**PROBLEM DETAILS**
Could you reproduce every record below exactly, excluding all pictures?

[Records from a data collection]
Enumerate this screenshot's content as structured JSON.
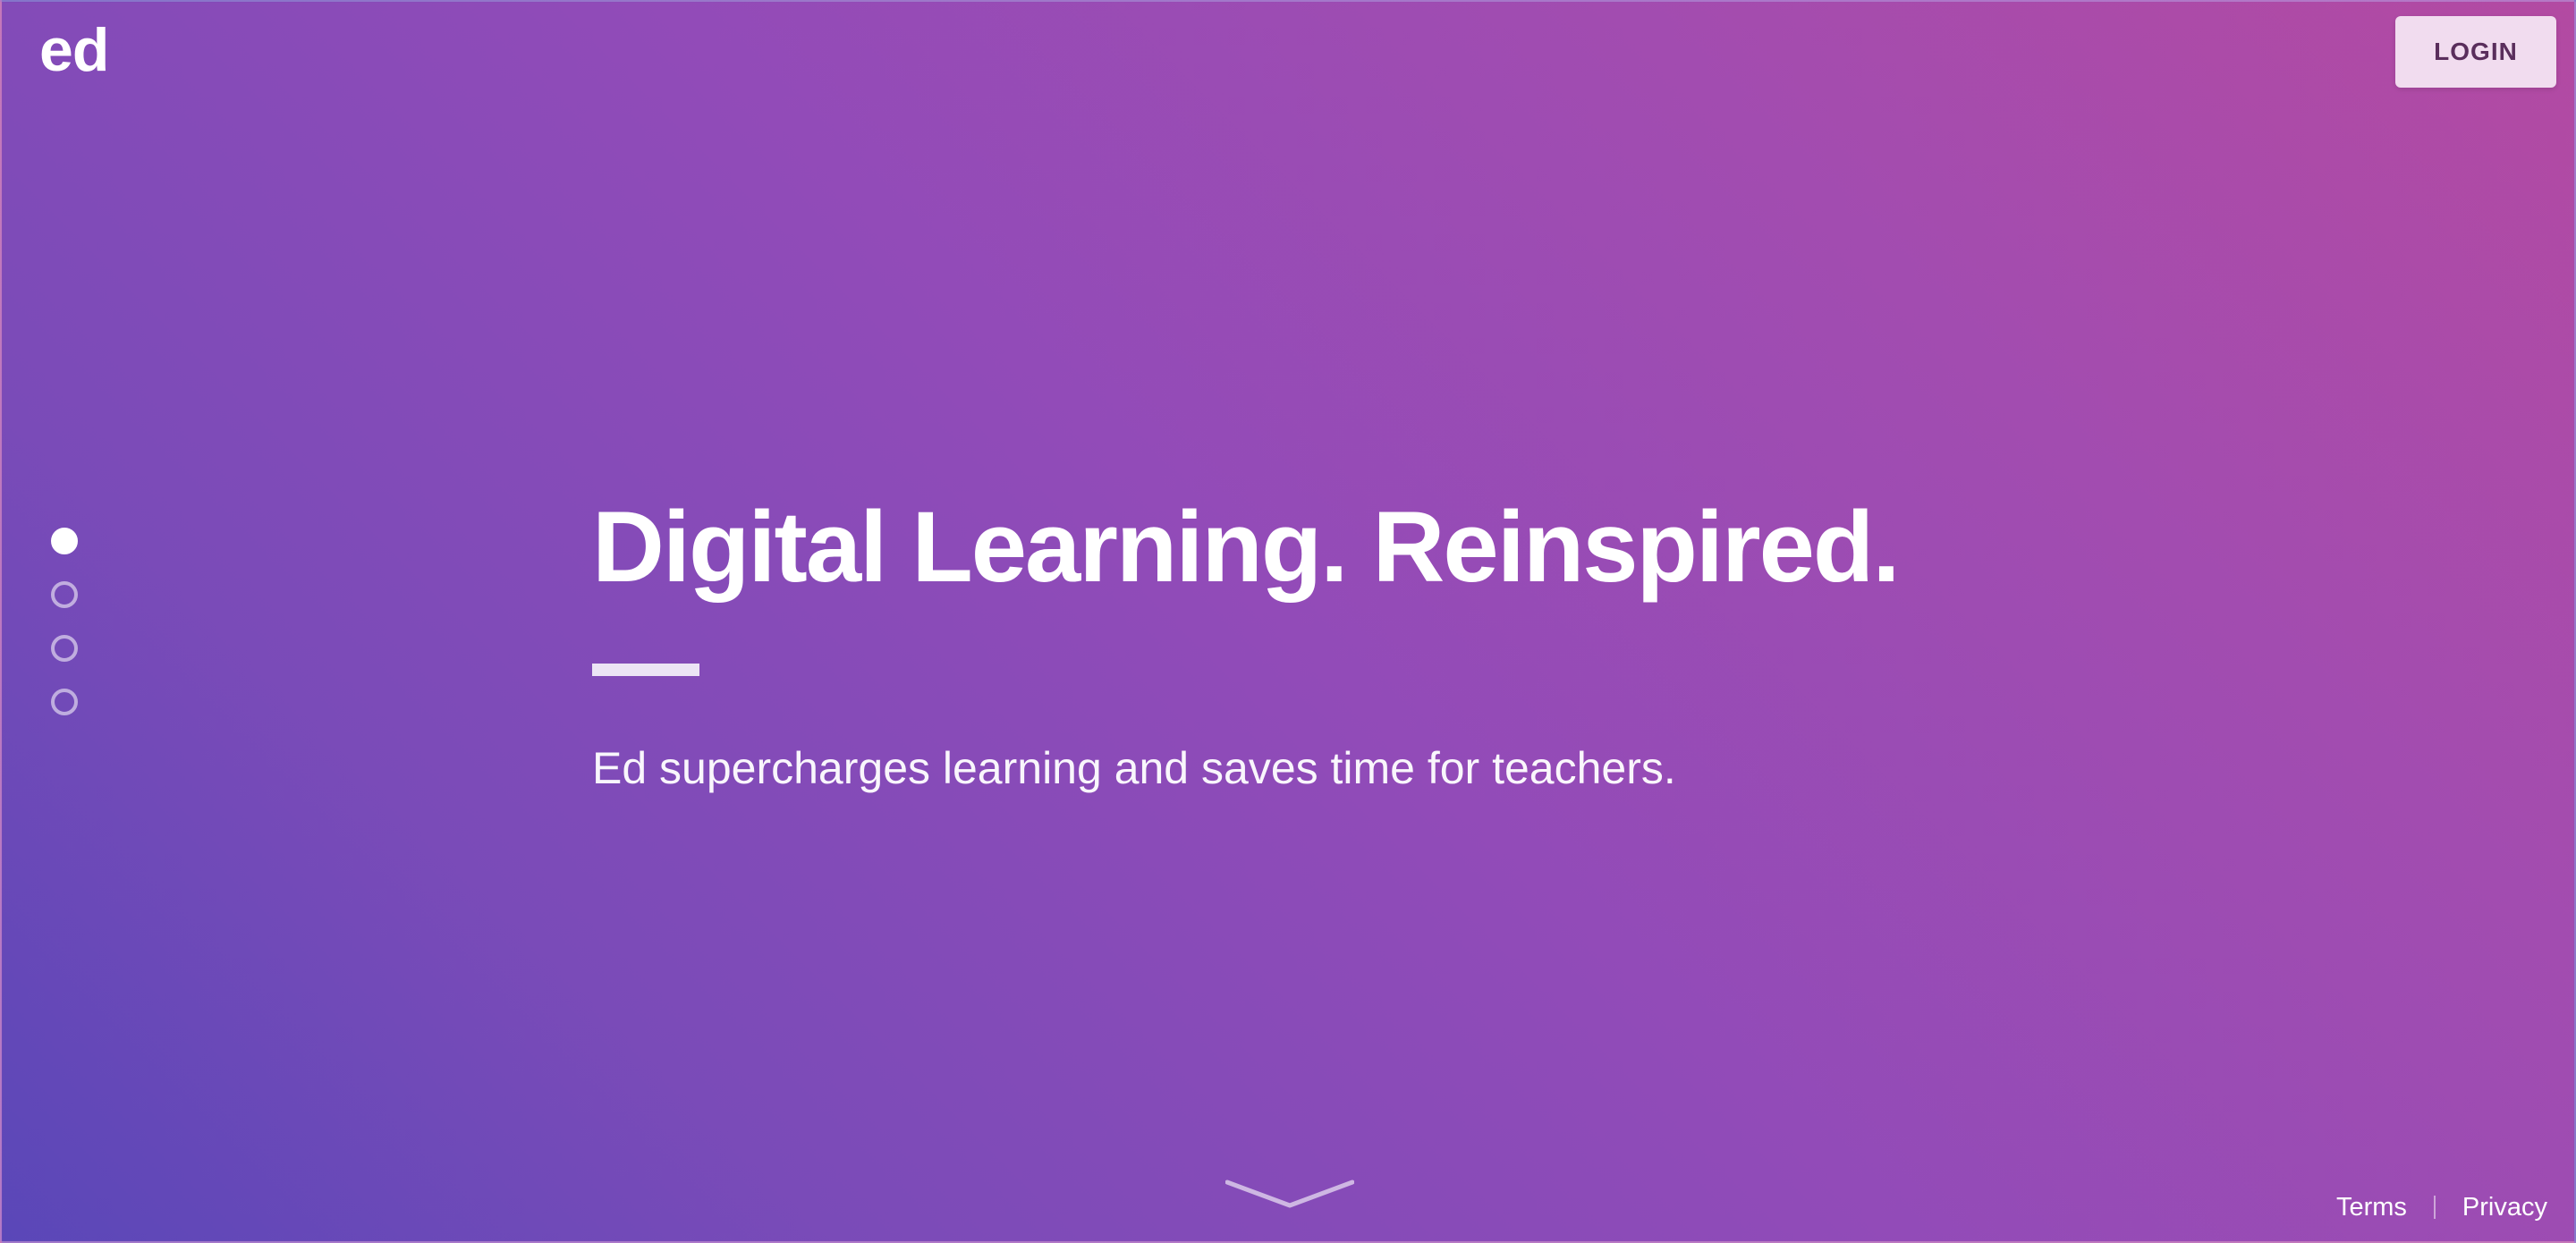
{
  "header": {
    "logo_text": "ed",
    "login_label": "LOGIN"
  },
  "carousel": {
    "slide_count": 4,
    "active_index": 0
  },
  "hero": {
    "headline": "Digital Learning. Reinspired.",
    "subtext": "Ed supercharges learning and saves time for teachers."
  },
  "scroll": {
    "icon": "chevron-down-icon"
  },
  "footer": {
    "terms_label": "Terms",
    "privacy_label": "Privacy"
  },
  "colors": {
    "gradient_start": "#5a47b8",
    "gradient_mid": "#924bb8",
    "gradient_end": "#b34aa2",
    "login_bg": "#f1dcef",
    "login_text": "#5a2e5c"
  }
}
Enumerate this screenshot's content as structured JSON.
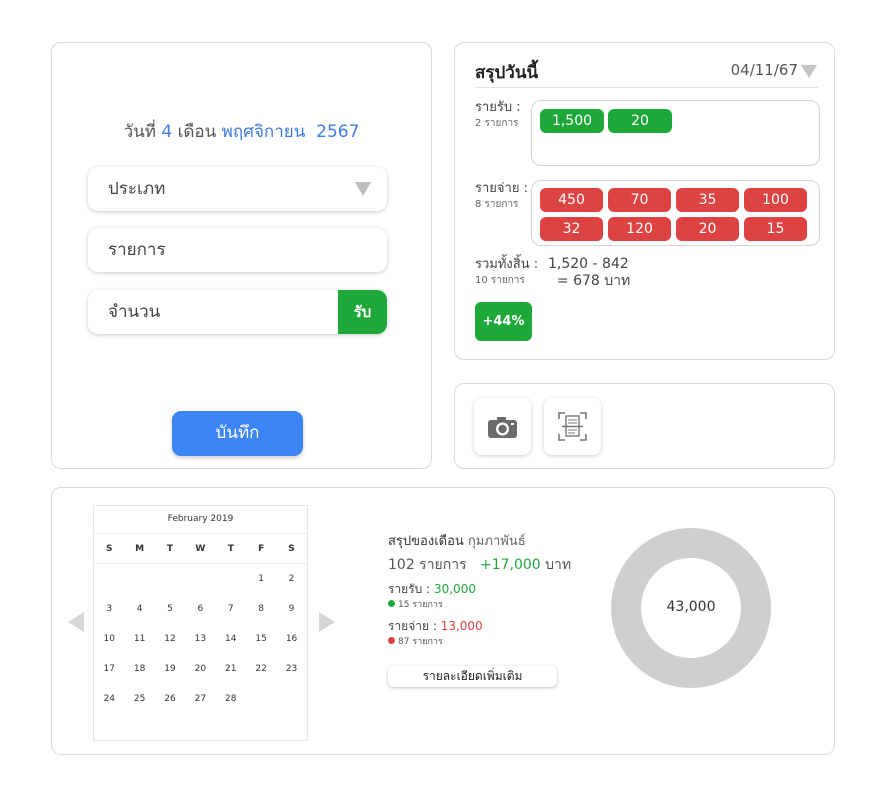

**YOUR RESPONSE**
Enumerate this screenshot's content as structured JSON.
{
  "header": {
    "logo_text": "ed",
    "login_label": "LOGIN"
  },
  "carousel": {
    "slide_count": 4,
    "active_index": 0
  },
  "hero": {
    "headline": "Digital Learning. Reinspired.",
    "subtext": "Ed supercharges learning and saves time for teachers."
  },
  "scroll": {
    "icon": "chevron-down-icon"
  },
  "footer": {
    "terms_label": "Terms",
    "privacy_label": "Privacy"
  },
  "colors": {
    "gradient_start": "#5a47b8",
    "gradient_mid": "#924bb8",
    "gradient_end": "#b34aa2",
    "login_bg": "#f1dcef",
    "login_text": "#5a2e5c"
  }
}
Enumerate this screenshot's content as structured JSON.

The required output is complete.